Continuous Application Engineering

Some proponents of rapid development methods see them as a replacement for software and information engineering techniques. In addition, many writers of iterative and prototyping methods eschew formal techniques. But abandoning what we have learned about building high quality systems is not the answer. Many of the frustrations with software engineering have come about from two sources.

First, the confusion between the techniques themselves (data flow modeling, entity relationship modeling, object modeling) and the "Methodologies" that have been developed to incorporate many of these techniques. No matter what kind of project is undertaken, some analysis work is required. We need to use whatever appropriate techniques we have in our tool bag to accomplish that analysis.

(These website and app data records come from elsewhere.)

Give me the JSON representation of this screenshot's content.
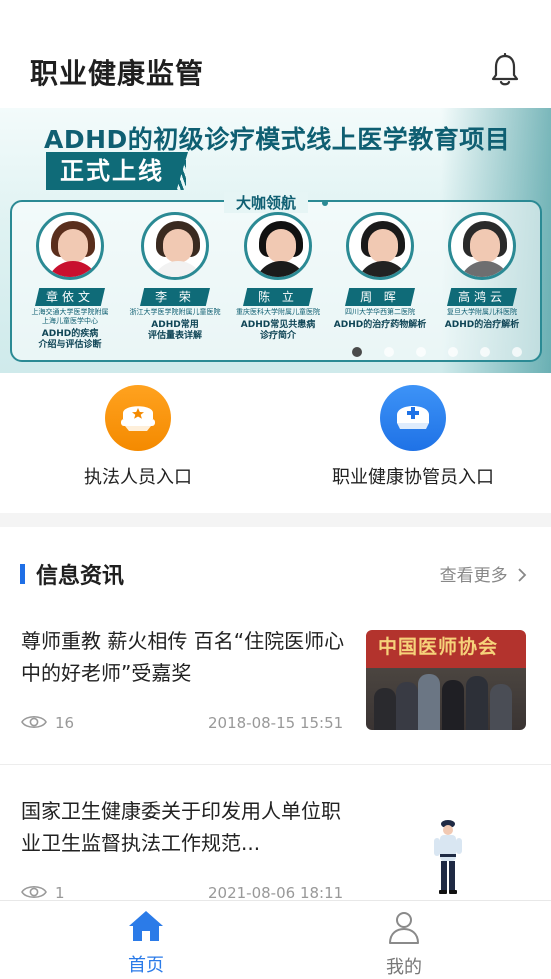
{
  "header": {
    "title": "职业健康监管",
    "bell_icon": "bell-icon"
  },
  "banner": {
    "headline": "ADHD的初级诊疗模式线上医学教育项目",
    "launch": "正式上线",
    "panel_title": "大咖领航",
    "experts": [
      {
        "name": "章依文",
        "affiliation": "上海交通大学医学院附属\n上海儿童医学中心",
        "topic": "ADHD的疾病\n介绍与评估诊断"
      },
      {
        "name": "李 荣",
        "affiliation": "浙江大学医学院附属儿童医院",
        "topic": "ADHD常用\n评估量表详解"
      },
      {
        "name": "陈 立",
        "affiliation": "重庆医科大学附属儿童医院",
        "topic": "ADHD常见共患病\n诊疗简介"
      },
      {
        "name": "周 晖",
        "affiliation": "四川大学华西第二医院",
        "topic": "ADHD的治疗药物解析"
      },
      {
        "name": "高鸿云",
        "affiliation": "复旦大学附属儿科医院",
        "topic": "ADHD的治疗解析"
      }
    ],
    "carousel": {
      "count": 6,
      "active": 1
    }
  },
  "entries": [
    {
      "label": "执法人员入口",
      "icon": "police-cap-icon",
      "color": "#f48a00"
    },
    {
      "label": "职业健康协管员入口",
      "icon": "nurse-cap-icon",
      "color": "#1f72e6"
    }
  ],
  "news": {
    "title": "信息资讯",
    "more": "查看更多",
    "items": [
      {
        "headline": "尊师重教 薪火相传 百名“住院医师心中的好老师”受嘉奖",
        "views": "16",
        "date": "2018-08-15 15:51",
        "thumb_text": "中国医师协会"
      },
      {
        "headline": "国家卫生健康委关于印发用人单位职业卫生监督执法工作规范...",
        "views": "1",
        "date": "2021-08-06 18:11"
      }
    ]
  },
  "tabbar": {
    "tabs": [
      {
        "label": "首页",
        "icon": "home-icon",
        "active": true
      },
      {
        "label": "我的",
        "icon": "user-icon",
        "active": false
      }
    ]
  },
  "colors": {
    "accent": "#2b7be8",
    "teal": "#0f6b78",
    "orange": "#f48a00"
  }
}
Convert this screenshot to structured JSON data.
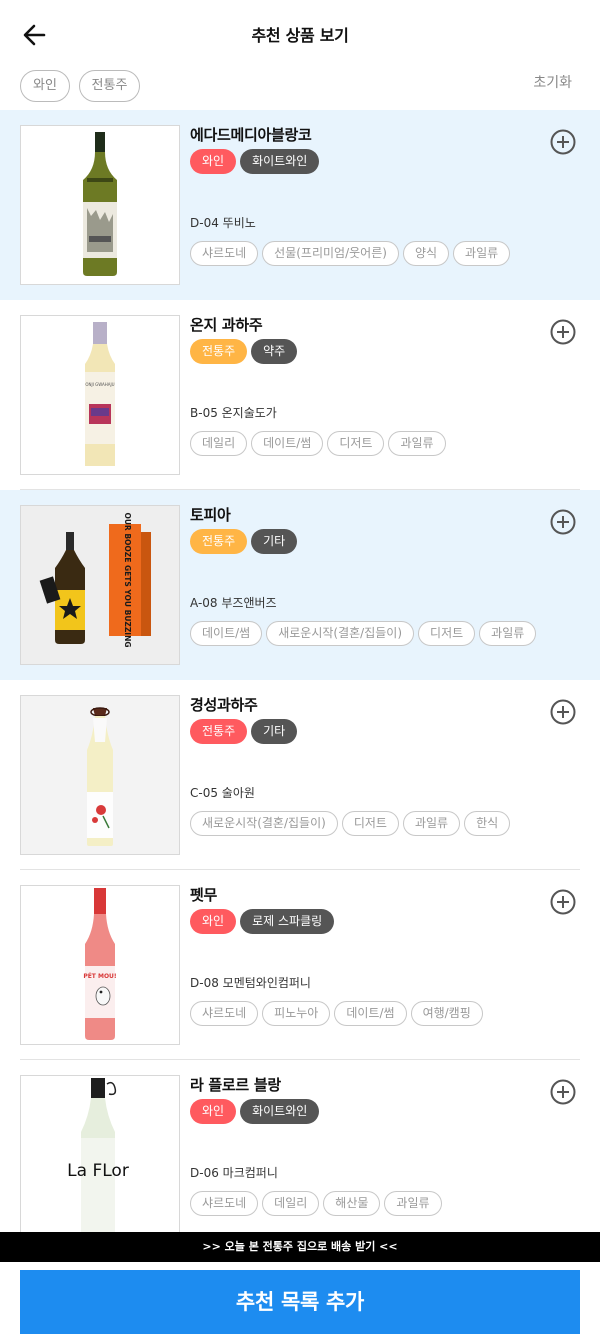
{
  "header": {
    "title": "추천 상품 보기",
    "back_icon": "arrow-left-icon"
  },
  "filters": {
    "chips": [
      "와인",
      "전통주"
    ],
    "reset": "초기화"
  },
  "products": [
    {
      "name": "에다드메디아블랑코",
      "badges": [
        {
          "label": "와인",
          "color": "#ff5a5f"
        },
        {
          "label": "화이트와인",
          "color": "#555555"
        }
      ],
      "seller": "D-04 뚜비노",
      "tags": [
        "샤르도네",
        "선물(프리미엄/웃어른)",
        "양식",
        "과일류"
      ],
      "highlighted": true
    },
    {
      "name": "온지 과하주",
      "badges": [
        {
          "label": "전통주",
          "color": "#ffb545"
        },
        {
          "label": "약주",
          "color": "#555555"
        }
      ],
      "seller": "B-05 온지술도가",
      "tags": [
        "데일리",
        "데이트/썸",
        "디저트",
        "과일류"
      ],
      "highlighted": false
    },
    {
      "name": "토피아",
      "badges": [
        {
          "label": "전통주",
          "color": "#ffb545"
        },
        {
          "label": "기타",
          "color": "#555555"
        }
      ],
      "seller": "A-08 부즈앤버즈",
      "tags": [
        "데이트/썸",
        "새로운시작(결혼/집들이)",
        "디저트",
        "과일류"
      ],
      "highlighted": true
    },
    {
      "name": "경성과하주",
      "badges": [
        {
          "label": "전통주",
          "color": "#ff5a5f"
        },
        {
          "label": "기타",
          "color": "#555555"
        }
      ],
      "seller": "C-05 술아원",
      "tags": [
        "새로운시작(결혼/집들이)",
        "디저트",
        "과일류",
        "한식"
      ],
      "highlighted": false
    },
    {
      "name": "펫무",
      "badges": [
        {
          "label": "와인",
          "color": "#ff5a5f"
        },
        {
          "label": "로제 스파클링",
          "color": "#555555"
        }
      ],
      "seller": "D-08 모멘텀와인컴퍼니",
      "tags": [
        "샤르도네",
        "피노누아",
        "데이트/썸",
        "여행/캠핑"
      ],
      "highlighted": false
    },
    {
      "name": "라 플로르 블랑",
      "badges": [
        {
          "label": "와인",
          "color": "#ff5a5f"
        },
        {
          "label": "화이트와인",
          "color": "#555555"
        }
      ],
      "seller": "D-06 마크컴퍼니",
      "tags": [
        "샤르도네",
        "데일리",
        "해산물",
        "과일류"
      ],
      "highlighted": false
    }
  ],
  "product_label_texts": {
    "topia_box": "OUR BOOZE GETS YOU BUZZING",
    "onji_bottle": "ONJI GWAHAJU",
    "petmou_bottle": "PÉT MOU!",
    "laflor_bottle": "La FLor"
  },
  "banner": ">> 오늘 본 전통주 집으로 배송 받기 <<",
  "cta": "추천 목록 추가",
  "colors": {
    "highlight_bg": "#e8f4fd",
    "cta_bg": "#1d8cf0",
    "wine_badge": "#ff5a5f",
    "traditional_badge": "#ffb545",
    "category_badge": "#555555"
  }
}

Whether you are a "software engineer" or an "information engineer" or an "object engineer," don't abandon the useful techniques developed over the years. As mentioned during the discussion of the evolutionary life cycle, the analysis activity lasts throughout the project, as do other major technical activities. The more skilled the analyst, designer, data modeler, or programmer is at these techniques, the faster, and better the project will be. In fact, without these skills, RADical projects will not be any more successful than traditional ones.

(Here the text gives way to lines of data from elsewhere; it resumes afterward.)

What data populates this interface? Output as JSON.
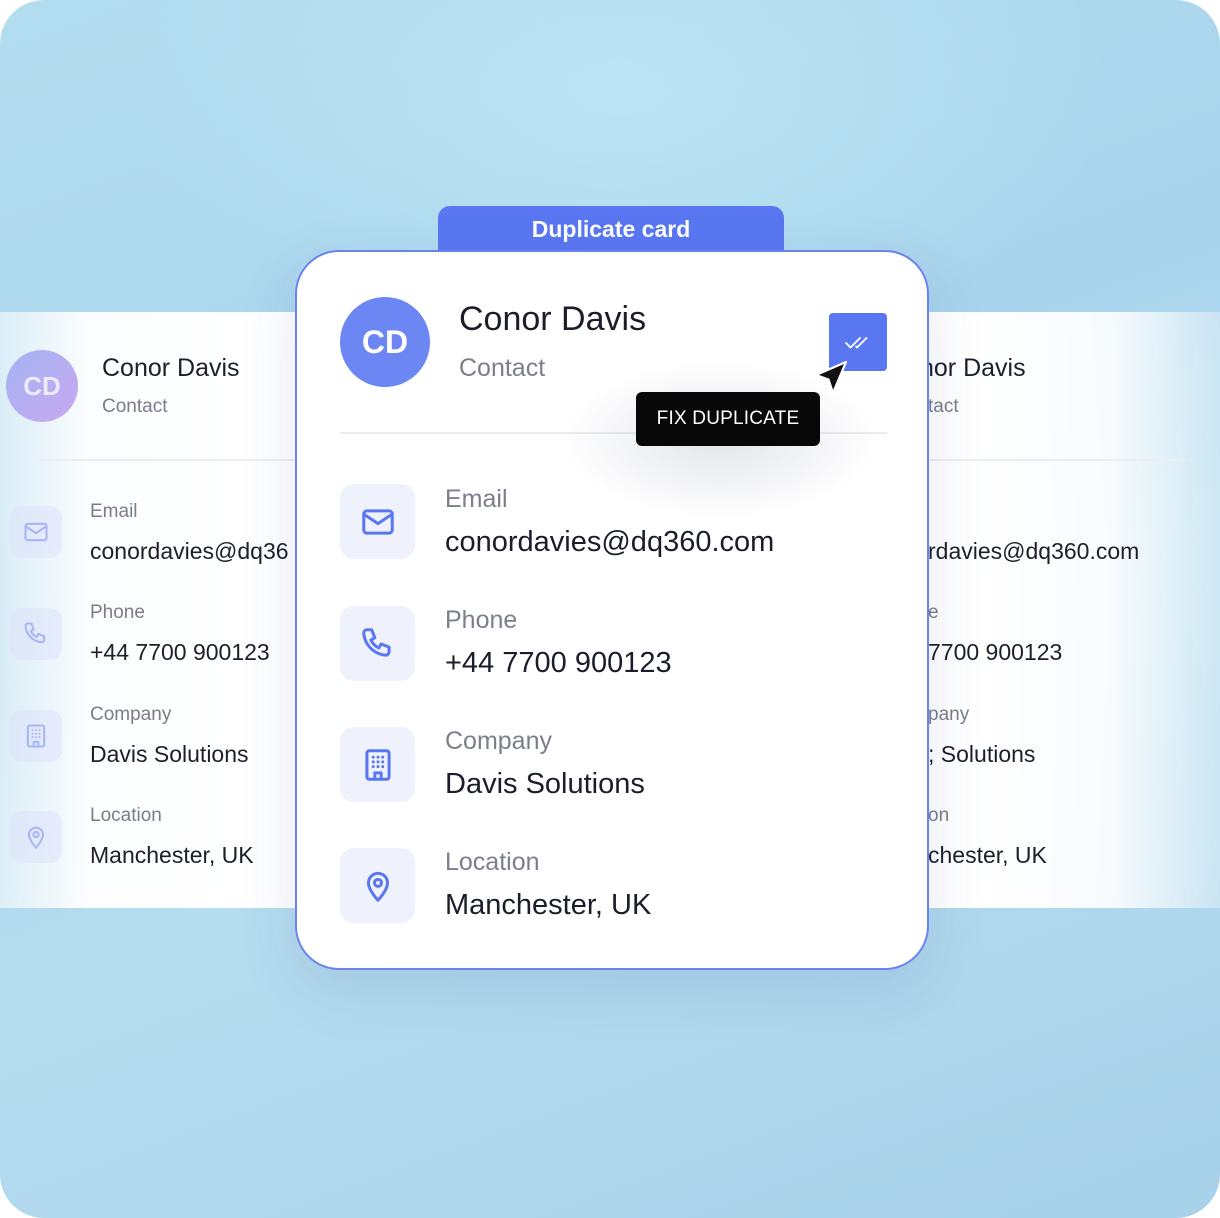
{
  "card_tab": "Duplicate card",
  "contact": {
    "initials": "CD",
    "name": "Conor Davis",
    "role": "Contact"
  },
  "fields": {
    "email": {
      "label": "Email",
      "value": "conordavies@dq360.com",
      "icon": "mail-icon"
    },
    "phone": {
      "label": "Phone",
      "value": "+44 7700 900123",
      "icon": "phone-icon"
    },
    "company": {
      "label": "Company",
      "value": "Davis Solutions",
      "icon": "building-icon"
    },
    "location": {
      "label": "Location",
      "value": "Manchester, UK",
      "icon": "map-pin-icon"
    }
  },
  "left_card": {
    "initials": "CD",
    "name": "Conor Davis",
    "role": "Contact",
    "email_label": "Email",
    "email_value": "conordavies@dq36",
    "phone_label": "Phone",
    "phone_value": "+44 7700 900123",
    "company_label": "Company",
    "company_value": "Davis Solutions",
    "location_label": "Location",
    "location_value": "Manchester, UK"
  },
  "right_card": {
    "name": "nor Davis",
    "role": "tact",
    "email_value": "rdavies@dq360.com",
    "phone_label": "e",
    "phone_value": "7700 900123",
    "company_label": "pany",
    "company_value": "; Solutions",
    "location_label": "on",
    "location_value": "chester, UK"
  },
  "check_button_icon": "double-check-icon",
  "tooltip": "FIX DUPLICATE",
  "colors": {
    "accent": "#5a77f2",
    "avatar": "#6c86f3",
    "icon_bg": "#eff2fd",
    "text": "#1b1d29",
    "muted": "#7c7f8a",
    "background": "#acd6ed"
  }
}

At the beginning of this article we stated its objectives as two fold: "First, to provide a framework for achieving successful accelerated projects. Second, to show how RADical project success, viewed within the larger organizational context can be the catalyst for transforming software development processes."

Hopefully, we have kindled interest in the transformation process by showing a glimpse of potential results, and a framework for achieving them. A transformation process begins with a single project having the goal of delivering visible and tangible benefits to the customer. That first project should focus on project related skills and delivering a useful software product to the customer. A second series of projects might then focus on delivering useful products, and refining the evolutionary process. A third series of projects might then be undertaken with a further goal of implementing the organizational and management changes needed. This three pronged attack should be viewed as a 12 to 18 month undertaking. Each project is used both as a vehicle for longer range transformation and to focus on various aspects of the RADical Process.

Reengineering processes involves major changes and major change is extremely difficult. But the driving global competitive forces to change are awesome -- heightening customer dissatisfaction with information technologies' inability to keep pace. If information technology is one key to reengineering corporations, it is time to think seriously about reengineering the engineers.


  1. Hammer, Michael, "One on One Interview," Computerworld, January 24, 1994.
  2. Jones, Capers, Applied Software Measurement, 1992.
  3. Weinberg, Jerry, Quality Software Management, Vols. 1 (1992) & 2 (1993).
  4. Goldratt, Eliyau and Robert Fox, The Race, 1986.
  5. DeMarco, Tom and Tim Lister, Peopleware, 1987.
  6. Katzenbach, Jon and Douglas Smith, The Wisdom of Teams, 1993.
  7. Jim Highsmith, "Software Ascents," American Programmer, June 1992, pp. 20-26.